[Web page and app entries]
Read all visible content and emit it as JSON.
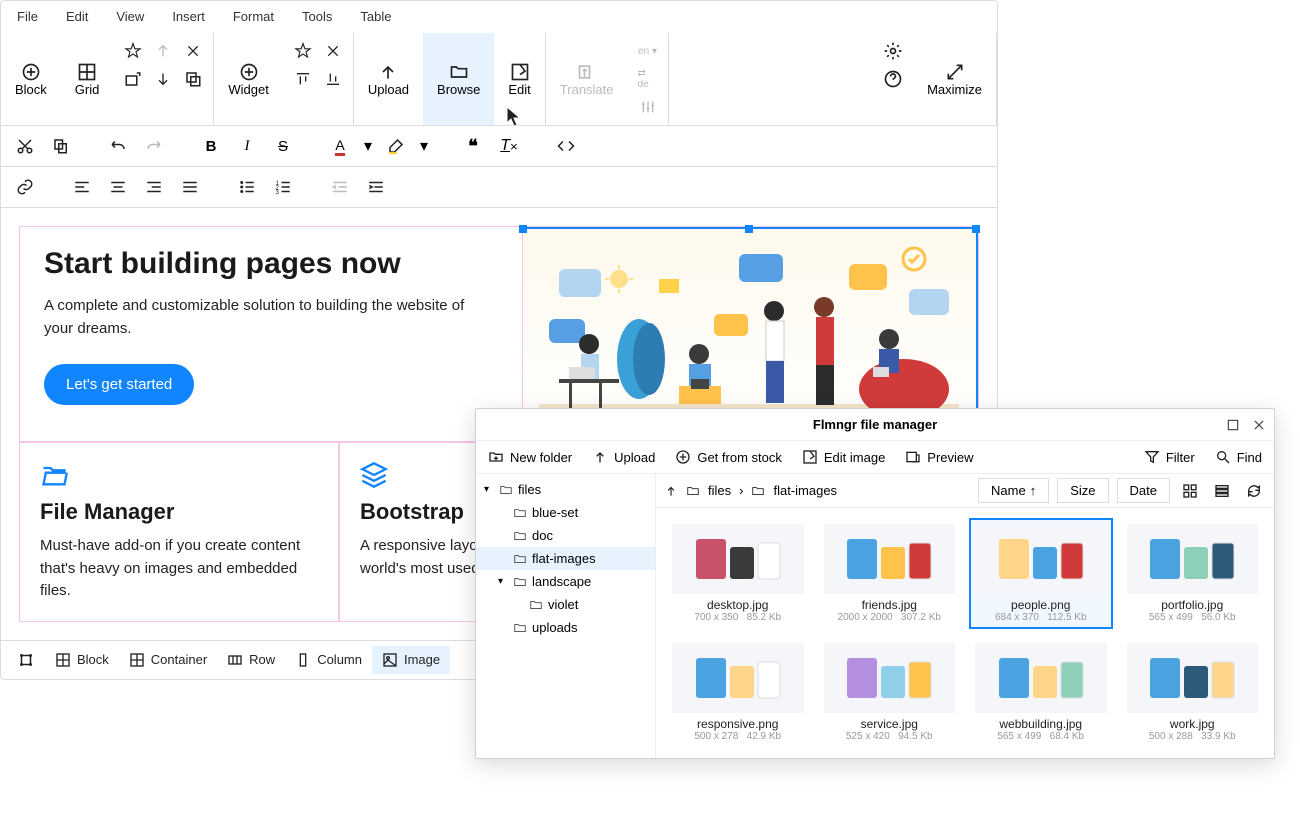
{
  "menu": [
    "File",
    "Edit",
    "View",
    "Insert",
    "Format",
    "Tools",
    "Table"
  ],
  "tools": {
    "block": "Block",
    "grid": "Grid",
    "widget": "Widget",
    "upload": "Upload",
    "browse": "Browse",
    "edit": "Edit",
    "translate": "Translate",
    "maximize": "Maximize"
  },
  "hero": {
    "title": "Start building pages now",
    "desc": "A complete and customizable solution to building the website of your dreams.",
    "cta": "Let's get started"
  },
  "features": [
    {
      "title": "File Manager",
      "desc": "Must-have add-on if you create content that's heavy on images and embedded files."
    },
    {
      "title": "Bootstrap",
      "desc": "A responsive layout built on top of the world's most used framework library."
    }
  ],
  "breadcrumbs": [
    "Block",
    "Container",
    "Row",
    "Column",
    "Image"
  ],
  "dialog": {
    "title": "Flmngr file manager",
    "actions": {
      "newFolder": "New folder",
      "upload": "Upload",
      "stock": "Get from stock",
      "editImage": "Edit image",
      "preview": "Preview",
      "filter": "Filter",
      "find": "Find"
    },
    "tree": [
      {
        "label": "files",
        "indent": 0,
        "expanded": true
      },
      {
        "label": "blue-set",
        "indent": 1
      },
      {
        "label": "doc",
        "indent": 1
      },
      {
        "label": "flat-images",
        "indent": 1,
        "selected": true
      },
      {
        "label": "landscape",
        "indent": 1,
        "expanded": true
      },
      {
        "label": "violet",
        "indent": 2
      },
      {
        "label": "uploads",
        "indent": 1
      }
    ],
    "path": [
      "files",
      "flat-images"
    ],
    "columns": {
      "name": "Name",
      "size": "Size",
      "date": "Date"
    },
    "files": [
      {
        "name": "desktop.jpg",
        "dims": "700 x 350",
        "size": "85.2 Kb"
      },
      {
        "name": "friends.jpg",
        "dims": "2000 x 2000",
        "size": "307.2 Kb"
      },
      {
        "name": "people.png",
        "dims": "684 x 370",
        "size": "112.5 Kb",
        "selected": true
      },
      {
        "name": "portfolio.jpg",
        "dims": "565 x 499",
        "size": "56.0 Kb"
      },
      {
        "name": "responsive.png",
        "dims": "500 x 278",
        "size": "42.9 Kb"
      },
      {
        "name": "service.jpg",
        "dims": "525 x 420",
        "size": "94.5 Kb"
      },
      {
        "name": "webbuilding.jpg",
        "dims": "565 x 499",
        "size": "68.4 Kb"
      },
      {
        "name": "work.jpg",
        "dims": "500 x 288",
        "size": "33.9 Kb"
      }
    ]
  }
}
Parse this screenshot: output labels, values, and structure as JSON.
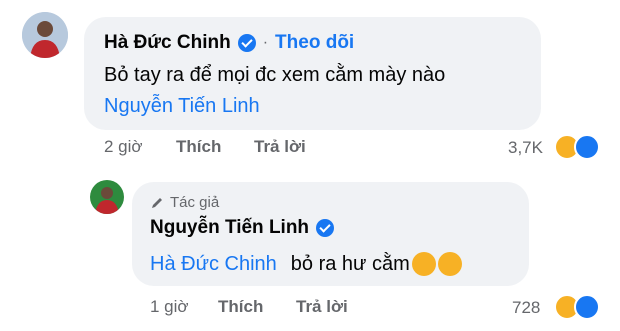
{
  "comment1": {
    "author": "Hà Đức Chinh",
    "follow": "Theo dõi",
    "text": "Bỏ tay ra để mọi đc xem cằm mày nào",
    "mention": "Nguyễn Tiến Linh",
    "time": "2 giờ",
    "like": "Thích",
    "reply": "Trả lời",
    "reactions": "3,7K"
  },
  "reply1": {
    "badge": "Tác giả",
    "author": "Nguyễn Tiến Linh",
    "mention": "Hà Đức Chinh",
    "text": "bỏ ra hư cằm",
    "time": "1 giờ",
    "like": "Thích",
    "reply": "Trả lời",
    "reactions": "728"
  },
  "colors": {
    "accent": "#1877f2",
    "bubble": "#f0f2f5",
    "meta": "#65676b"
  },
  "icons": [
    "verified-icon",
    "pencil-icon",
    "haha-emoji-icon",
    "like-icon",
    "rofl-emoji-icon"
  ]
}
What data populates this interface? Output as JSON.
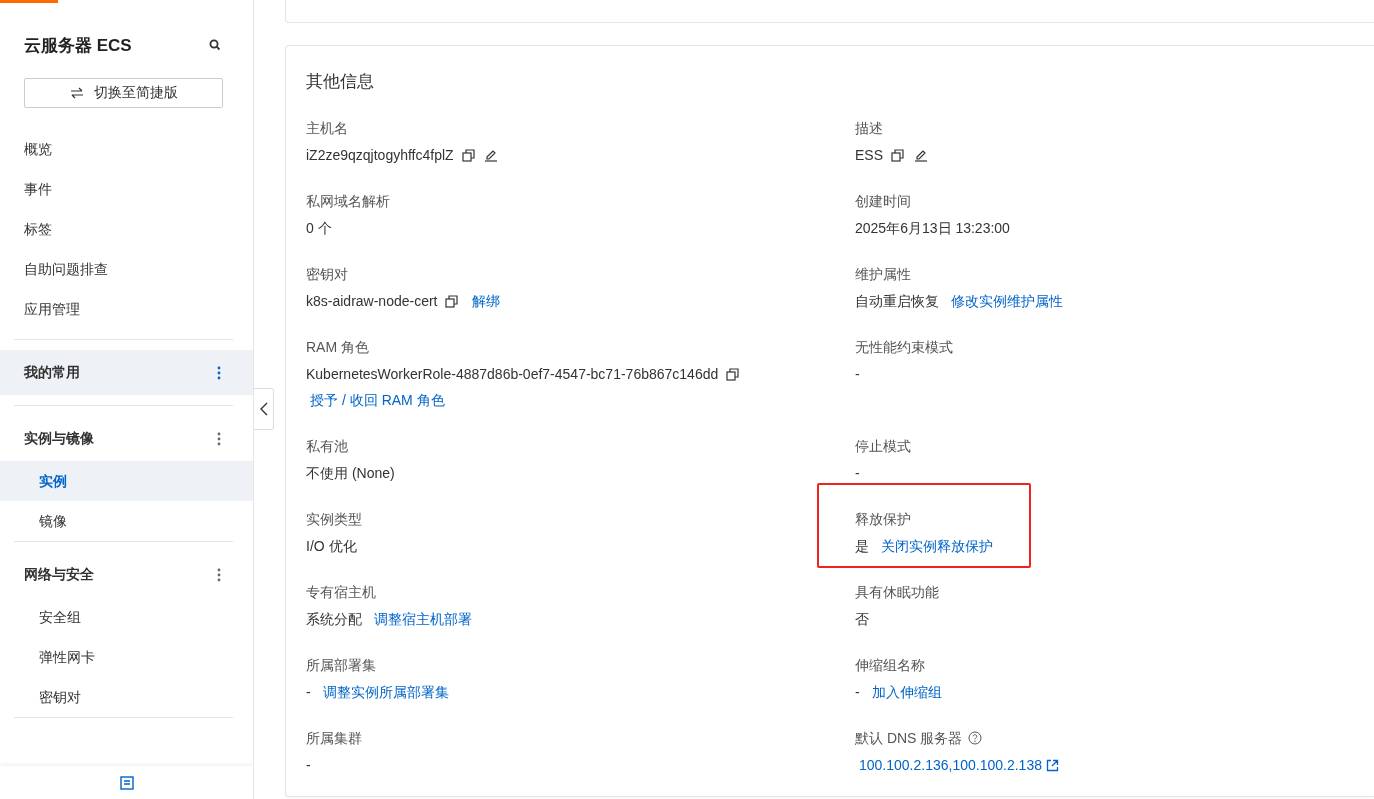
{
  "progress": {
    "level": 0.042
  },
  "sidebar": {
    "title": "云服务器 ECS",
    "switch_button": "切换至简捷版",
    "nav_items": [
      {
        "label": "概览",
        "selected": false
      },
      {
        "label": "事件",
        "selected": false
      },
      {
        "label": "标签",
        "selected": false
      },
      {
        "label": "自助问题排查",
        "selected": false
      },
      {
        "label": "应用管理",
        "selected": false
      }
    ],
    "groups": [
      {
        "title": "我的常用",
        "highlighted": true
      },
      {
        "title": "实例与镜像",
        "highlighted": false,
        "items": [
          {
            "label": "实例",
            "selected": true
          },
          {
            "label": "镜像",
            "selected": false
          }
        ]
      },
      {
        "title": "网络与安全",
        "highlighted": false,
        "items": [
          {
            "label": "安全组",
            "selected": false
          },
          {
            "label": "弹性网卡",
            "selected": false
          },
          {
            "label": "密钥对",
            "selected": false
          }
        ]
      }
    ]
  },
  "card": {
    "title": "其他信息",
    "fields": [
      {
        "label": "主机名",
        "value": "iZ2ze9qzqjtogyhffc4fplZ",
        "copyable": true,
        "editable": true
      },
      {
        "label": "描述",
        "value": "ESS",
        "copyable": true,
        "editable": true
      },
      {
        "label": "私网域名解析",
        "value": "0 个"
      },
      {
        "label": "创建时间",
        "value": "2025年6月13日 13:23:00"
      },
      {
        "label": "密钥对",
        "value": "k8s-aidraw-node-cert",
        "copyable": true,
        "link": "解绑"
      },
      {
        "label": "维护属性",
        "value": "自动重启恢复",
        "link": "修改实例维护属性"
      },
      {
        "label": "RAM 角色",
        "value": "KubernetesWorkerRole-4887d86b-0ef7-4547-bc71-76b867c146dd",
        "copyable": true,
        "link": [
          "授予",
          "/ 收回 RAM 角色"
        ]
      },
      {
        "label": "无性能约束模式",
        "value": "-"
      },
      {
        "label": "私有池",
        "value": "不使用 (None)"
      },
      {
        "label": "停止模式",
        "value": "-"
      },
      {
        "label": "实例类型",
        "value": "I/O 优化"
      },
      {
        "label": "释放保护",
        "value": "是",
        "link": "关闭实例释放保护",
        "highlighted": true
      },
      {
        "label": "专有宿主机",
        "value": "系统分配",
        "link": "调整宿主机部署"
      },
      {
        "label": "具有休眠功能",
        "value": "否"
      },
      {
        "label": "所属部署集",
        "value": "-",
        "link": "调整实例所属部署集"
      },
      {
        "label": "伸缩组名称",
        "value": "-",
        "link": "加入伸缩组"
      },
      {
        "label": "所属集群",
        "value": "-"
      },
      {
        "label": "默认 DNS 服务器",
        "help": true,
        "link": "100.100.2.136,100.100.2.138",
        "external": true
      }
    ]
  }
}
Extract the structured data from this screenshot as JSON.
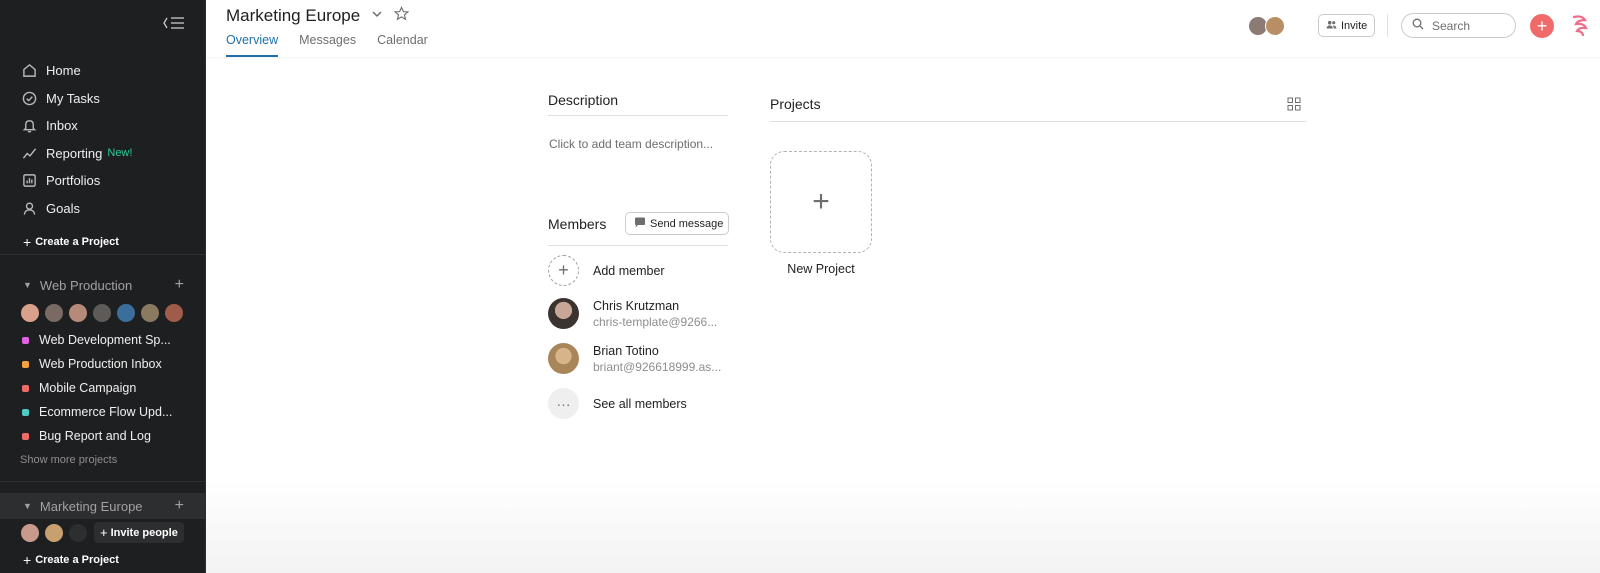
{
  "sidebar": {
    "nav": [
      {
        "label": "Home",
        "icon": "home-icon"
      },
      {
        "label": "My Tasks",
        "icon": "check-circle-icon"
      },
      {
        "label": "Inbox",
        "icon": "bell-icon"
      },
      {
        "label": "Reporting",
        "icon": "trend-line-icon",
        "badge": "New!"
      },
      {
        "label": "Portfolios",
        "icon": "bar-chart-icon"
      },
      {
        "label": "Goals",
        "icon": "person-icon"
      }
    ],
    "create_project_label": "Create a Project",
    "teams": [
      {
        "name": "Web Production",
        "projects": [
          {
            "label": "Web Development Sp...",
            "color": "#e362e3"
          },
          {
            "label": "Web Production Inbox",
            "color": "#f8a23d"
          },
          {
            "label": "Mobile Campaign",
            "color": "#f06a6a"
          },
          {
            "label": "Ecommerce Flow Upd...",
            "color": "#4ecbc4"
          },
          {
            "label": "Bug Report and Log",
            "color": "#f06a6a"
          }
        ],
        "show_more_label": "Show more projects"
      },
      {
        "name": "Marketing Europe",
        "invite_label": "Invite people",
        "create_project_label": "Create a Project"
      }
    ]
  },
  "header": {
    "title": "Marketing Europe",
    "tabs": [
      {
        "label": "Overview",
        "active": true
      },
      {
        "label": "Messages",
        "active": false
      },
      {
        "label": "Calendar",
        "active": false
      }
    ],
    "invite_label": "Invite",
    "search_placeholder": "Search"
  },
  "main": {
    "description": {
      "title": "Description",
      "placeholder": "Click to add team description..."
    },
    "members": {
      "title": "Members",
      "send_message_label": "Send message",
      "add_member_label": "Add member",
      "list": [
        {
          "name": "Chris Krutzman",
          "email": "chris-template@9266..."
        },
        {
          "name": "Brian Totino",
          "email": "briant@926618999.as..."
        }
      ],
      "see_all_label": "See all members"
    },
    "projects": {
      "title": "Projects",
      "new_project_label": "New Project"
    }
  },
  "colors": {
    "sidebar_bg": "#1e1f21",
    "accent_tab": "#1f6fa7",
    "add_button": "#f06a6a",
    "new_badge": "#2ecc9a"
  }
}
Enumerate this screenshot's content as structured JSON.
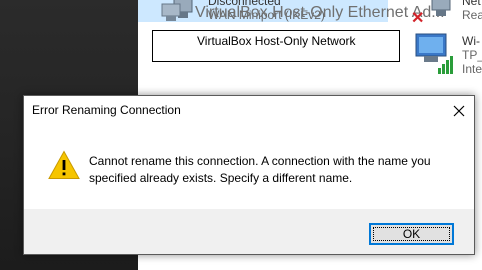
{
  "background_window": {
    "wan_item": {
      "line1": "Disconnected",
      "line2": "WAN Miniport (IKEv2)"
    },
    "rename_field": {
      "value": "VirtualBox Host-Only Network"
    },
    "vbox_item": {
      "label": "VirtualBox Host-Only Ethernet Ad..."
    },
    "right_item_1": {
      "line1": "Net",
      "line2": "Rea"
    },
    "wifi_item": {
      "line1": "Wi-",
      "line2": "TP_",
      "line3": "Inte"
    }
  },
  "dialog": {
    "title": "Error Renaming Connection",
    "message": "Cannot rename this connection. A connection with the name you specified already exists. Specify a different name.",
    "ok_label": "OK",
    "close_icon": "close-icon",
    "warning_icon": "warning-icon"
  },
  "colors": {
    "selection": "#cde8ff",
    "focus_border": "#0078d7",
    "footer_bg": "#f0f0f0",
    "warning_yellow": "#f6c500"
  }
}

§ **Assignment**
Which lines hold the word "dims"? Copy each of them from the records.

§ **Result below**
        "dims": "700 x 350",
        "dims": "2000 x 2000",
        "dims": "684 x 370",
        "dims": "565 x 499",
        "dims": "500 x 278",
        "dims": "525 x 420",
        "dims": "565 x 499",
        "dims": "500 x 288",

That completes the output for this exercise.